─── Information provided ───

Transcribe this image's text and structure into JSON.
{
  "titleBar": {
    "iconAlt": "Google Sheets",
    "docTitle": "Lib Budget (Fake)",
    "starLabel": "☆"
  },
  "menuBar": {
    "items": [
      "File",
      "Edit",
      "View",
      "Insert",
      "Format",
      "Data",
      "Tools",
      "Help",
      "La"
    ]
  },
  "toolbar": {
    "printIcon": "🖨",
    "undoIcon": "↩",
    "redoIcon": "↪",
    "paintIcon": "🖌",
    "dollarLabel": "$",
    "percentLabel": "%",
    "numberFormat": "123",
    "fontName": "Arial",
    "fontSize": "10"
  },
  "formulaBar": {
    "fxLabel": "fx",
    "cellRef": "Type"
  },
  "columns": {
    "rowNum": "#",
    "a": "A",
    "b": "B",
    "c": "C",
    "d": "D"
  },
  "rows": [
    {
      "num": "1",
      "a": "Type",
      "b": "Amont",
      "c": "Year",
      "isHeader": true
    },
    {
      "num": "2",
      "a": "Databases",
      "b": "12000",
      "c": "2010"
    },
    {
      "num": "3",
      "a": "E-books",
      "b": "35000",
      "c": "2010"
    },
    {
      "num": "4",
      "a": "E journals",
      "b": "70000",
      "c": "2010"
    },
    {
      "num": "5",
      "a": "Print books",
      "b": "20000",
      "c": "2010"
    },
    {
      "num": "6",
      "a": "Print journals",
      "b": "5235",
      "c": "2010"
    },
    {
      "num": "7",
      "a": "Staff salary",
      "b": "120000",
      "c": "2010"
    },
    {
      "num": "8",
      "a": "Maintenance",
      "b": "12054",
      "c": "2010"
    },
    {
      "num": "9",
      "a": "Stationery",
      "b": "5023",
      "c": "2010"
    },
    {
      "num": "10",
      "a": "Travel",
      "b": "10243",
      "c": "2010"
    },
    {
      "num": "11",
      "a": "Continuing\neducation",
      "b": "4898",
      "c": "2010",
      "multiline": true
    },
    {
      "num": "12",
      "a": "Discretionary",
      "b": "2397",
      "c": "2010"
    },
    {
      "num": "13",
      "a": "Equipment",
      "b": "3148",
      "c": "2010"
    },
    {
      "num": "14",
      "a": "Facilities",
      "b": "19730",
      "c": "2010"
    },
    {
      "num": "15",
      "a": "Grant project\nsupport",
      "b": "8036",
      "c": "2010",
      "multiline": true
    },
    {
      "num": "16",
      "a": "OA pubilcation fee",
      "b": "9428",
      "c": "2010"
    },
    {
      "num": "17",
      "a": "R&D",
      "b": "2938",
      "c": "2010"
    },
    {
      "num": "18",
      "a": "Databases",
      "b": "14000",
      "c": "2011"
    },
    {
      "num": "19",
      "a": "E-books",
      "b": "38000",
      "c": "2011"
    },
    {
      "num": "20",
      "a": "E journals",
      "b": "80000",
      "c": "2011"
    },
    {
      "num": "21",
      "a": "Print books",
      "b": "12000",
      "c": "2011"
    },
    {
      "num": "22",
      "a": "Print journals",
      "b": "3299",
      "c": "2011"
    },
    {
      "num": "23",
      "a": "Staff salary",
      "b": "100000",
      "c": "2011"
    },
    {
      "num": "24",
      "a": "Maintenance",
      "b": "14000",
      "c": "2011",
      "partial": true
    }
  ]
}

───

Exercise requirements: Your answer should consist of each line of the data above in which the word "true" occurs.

Response box:
      "isHeader": true
      "multiline": true
      "multiline": true
      "partial": true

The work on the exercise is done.